◆ WHAT NEEDS TO BE DONE: Among the entries, find the lines with the string "Output" and copy them.

== DATASET EXCERPTS

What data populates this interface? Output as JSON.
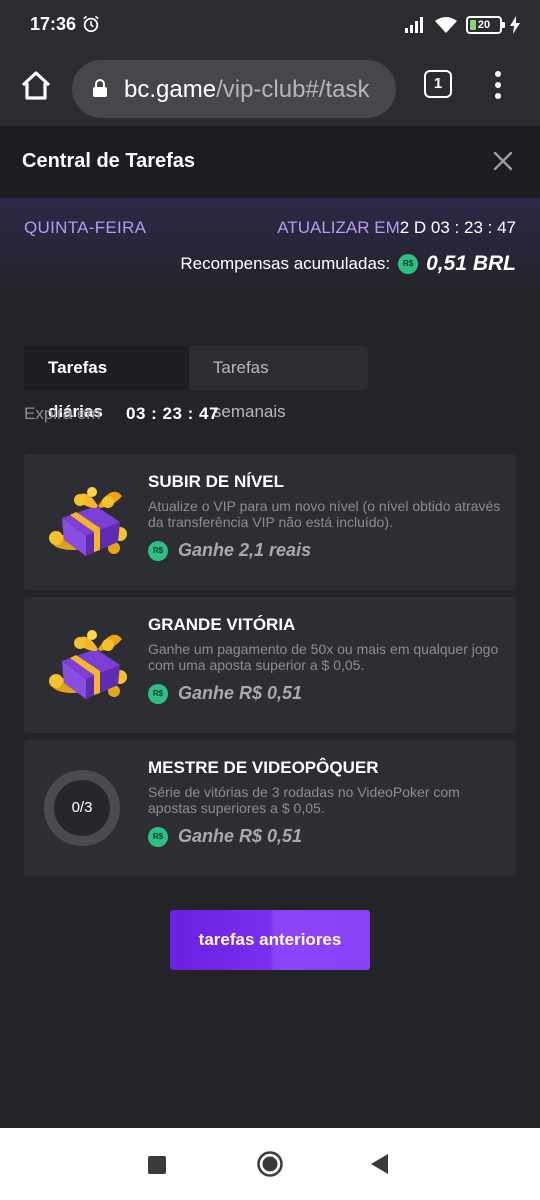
{
  "status_bar": {
    "time": "17:36",
    "battery": "20",
    "battery_level": 0.2,
    "icons": [
      "alarm-icon",
      "signal-icon",
      "wifi-icon",
      "battery-icon",
      "charging-icon"
    ]
  },
  "browser": {
    "url_domain": "bc.game",
    "url_path": "/vip-club#/task",
    "tab_count": "1"
  },
  "modal": {
    "title": "Central de Tarefas"
  },
  "banner": {
    "day": "QUINTA-FEIRA",
    "refresh_label": "ATUALIZAR EM",
    "refresh_value": "2 D 03 : 23 : 47",
    "rewards_label": "Recompensas acumuladas:",
    "rewards_value": "0,51 BRL"
  },
  "currency_badge": "R$",
  "tabs": [
    {
      "label": "Tarefas diárias",
      "active": true
    },
    {
      "label": "Tarefas semanais",
      "active": false
    }
  ],
  "expire": {
    "label": "Expira em",
    "value": "03 : 23 : 47"
  },
  "tasks": [
    {
      "title": "SUBIR DE NÍVEL",
      "description": "Atualize o VIP para um novo nível (o nível obtido através da transferência VIP não está incluído).",
      "reward": "Ganhe 2,1 reais",
      "icon": "gift-box-icon"
    },
    {
      "title": "GRANDE VITÓRIA",
      "description": "Ganhe um pagamento de 50x ou mais em qualquer jogo com uma aposta superior a $ 0,05.",
      "reward": "Ganhe R$ 0,51",
      "icon": "gift-box-icon"
    },
    {
      "title": "MESTRE DE VIDEOPÔQUER",
      "description": "Série de vitórias de 3 rodadas no VideoPoker com apostas superiores a $ 0,05.",
      "reward": "Ganhe R$ 0,51",
      "progress": "0/3",
      "progress_fraction": 0
    }
  ],
  "previous_button": "tarefas anteriores",
  "colors": {
    "accent": "#b69af5",
    "button": "#7a2ef0",
    "coin": "#2dbf84",
    "background": "#232427"
  }
}
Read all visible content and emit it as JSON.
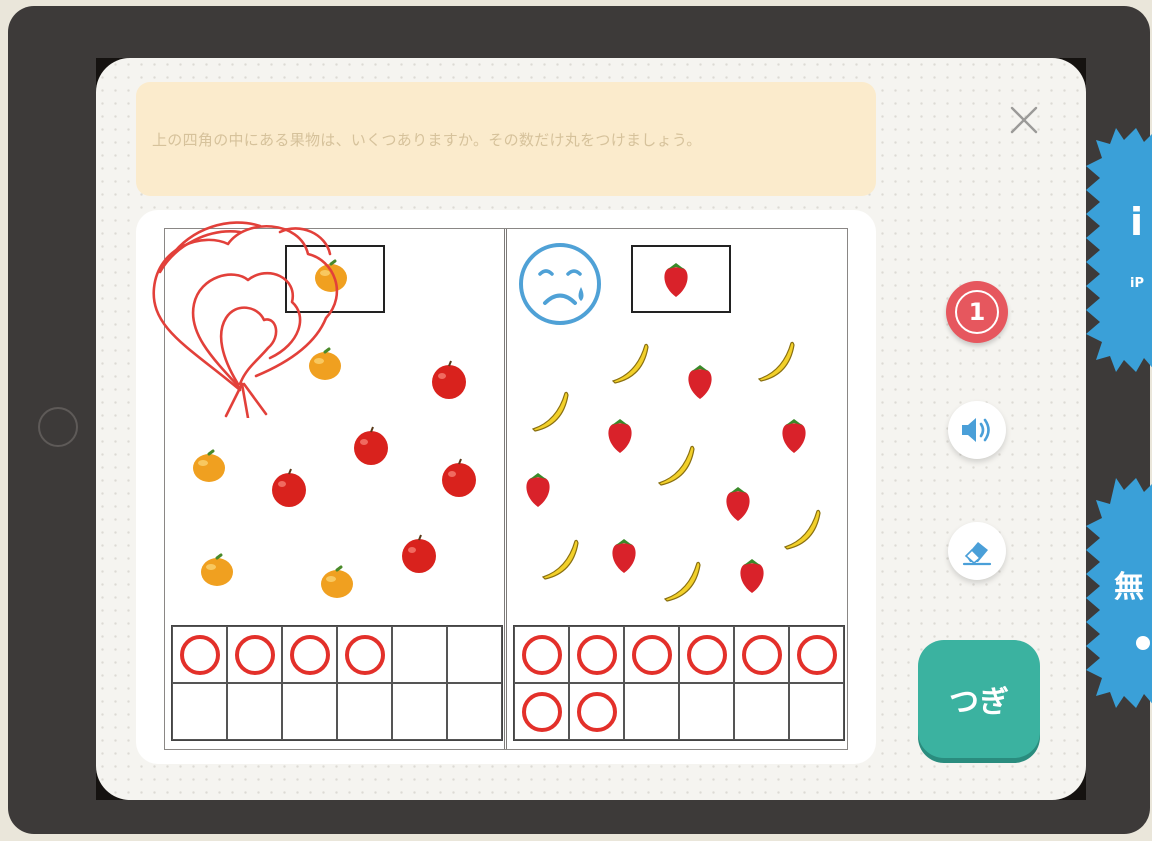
{
  "instruction": {
    "text": "上の四角の中にある果物は、いくつありますか。その数だけ丸をつけましょう。"
  },
  "close_button": {
    "icon": "close-icon"
  },
  "worksheet": {
    "left": {
      "target_fruit": "orange",
      "fruits": [
        "orange",
        "apple"
      ],
      "circled_count": 4
    },
    "right": {
      "target_fruit": "strawberry",
      "face": "crying-face",
      "fruits": [
        "strawberry",
        "banana"
      ],
      "circled_count": 8
    }
  },
  "controls": {
    "counter_label": "1",
    "sound_icon": "speaker-icon",
    "eraser_icon": "eraser-icon",
    "next_label": "つぎ"
  },
  "promo": {
    "top_big": "i",
    "top_small": "iP",
    "bottom_big": "無"
  },
  "colors": {
    "accent_red": "#e3302a",
    "next_green": "#3bb2a0",
    "counter_red": "#e6575e",
    "badge_blue": "#3aa0d8",
    "instruction_bg": "#fbebcc"
  }
}
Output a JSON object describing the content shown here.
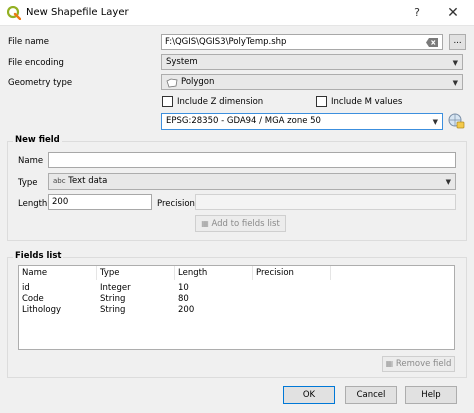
{
  "window": {
    "title": "New Shapefile Layer",
    "help": "?",
    "close": "✕"
  },
  "file_name": {
    "label": "File name",
    "value": "F:\\QGIS\\QGIS3\\PolyTemp.shp",
    "browse_label": "..."
  },
  "file_encoding": {
    "label": "File encoding",
    "value": "System"
  },
  "geometry_type": {
    "label": "Geometry type",
    "value": "Polygon"
  },
  "include_z": {
    "label": "Include Z dimension",
    "checked": false
  },
  "include_m": {
    "label": "Include M values",
    "checked": false
  },
  "crs": {
    "value": "EPSG:28350 - GDA94 / MGA zone 50"
  },
  "new_field": {
    "title": "New field",
    "name_label": "Name",
    "name_value": "",
    "type_label": "Type",
    "type_prefix": "abc",
    "type_value": "Text data",
    "length_label": "Length",
    "length_value": "200",
    "precision_label": "Precision",
    "precision_value": "",
    "add_button": "Add to fields list"
  },
  "fields_list": {
    "title": "Fields list",
    "headers": [
      "Name",
      "Type",
      "Length",
      "Precision"
    ],
    "rows": [
      [
        "id",
        "Integer",
        "10",
        ""
      ],
      [
        "Code",
        "String",
        "80",
        ""
      ],
      [
        "Lithology",
        "String",
        "200",
        ""
      ]
    ],
    "remove_button": "Remove field"
  },
  "buttons": {
    "ok": "OK",
    "cancel": "Cancel",
    "help": "Help"
  }
}
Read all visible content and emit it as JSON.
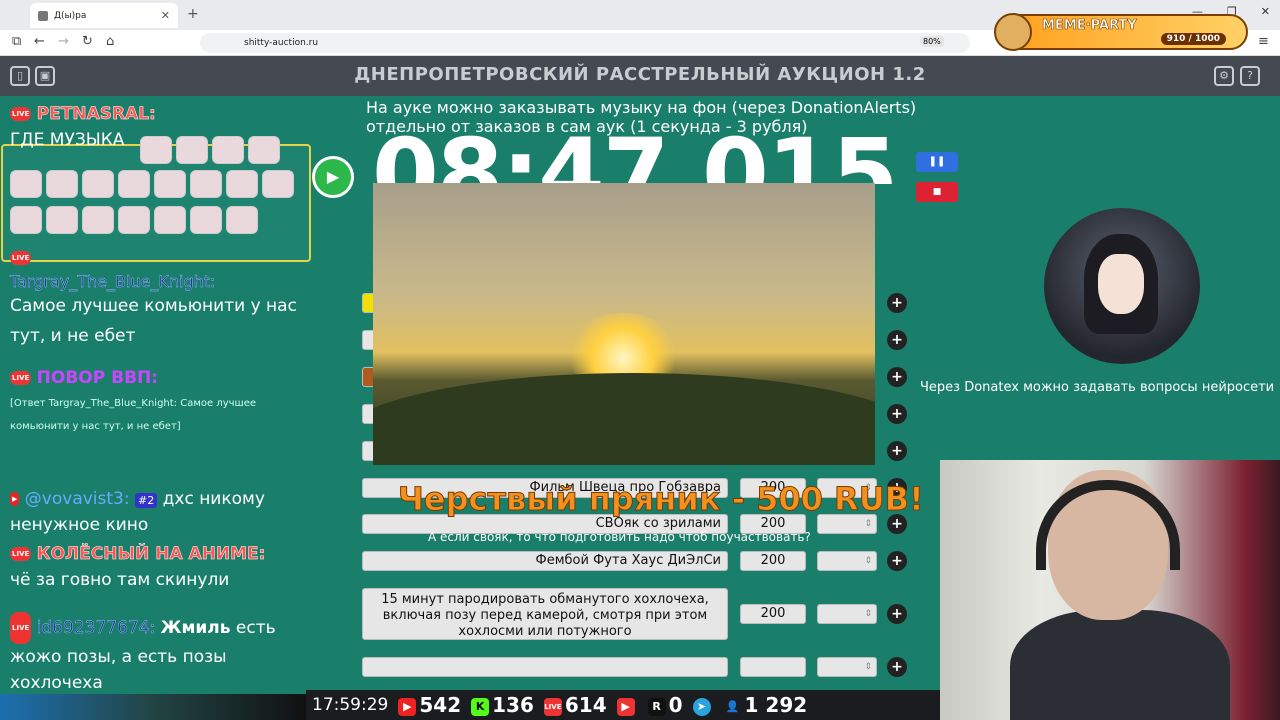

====

◆ RESPONSE TO THIS EXERCISE:
What data populates this interface? Output as JSON.
Output a JSON object describing the content shown here.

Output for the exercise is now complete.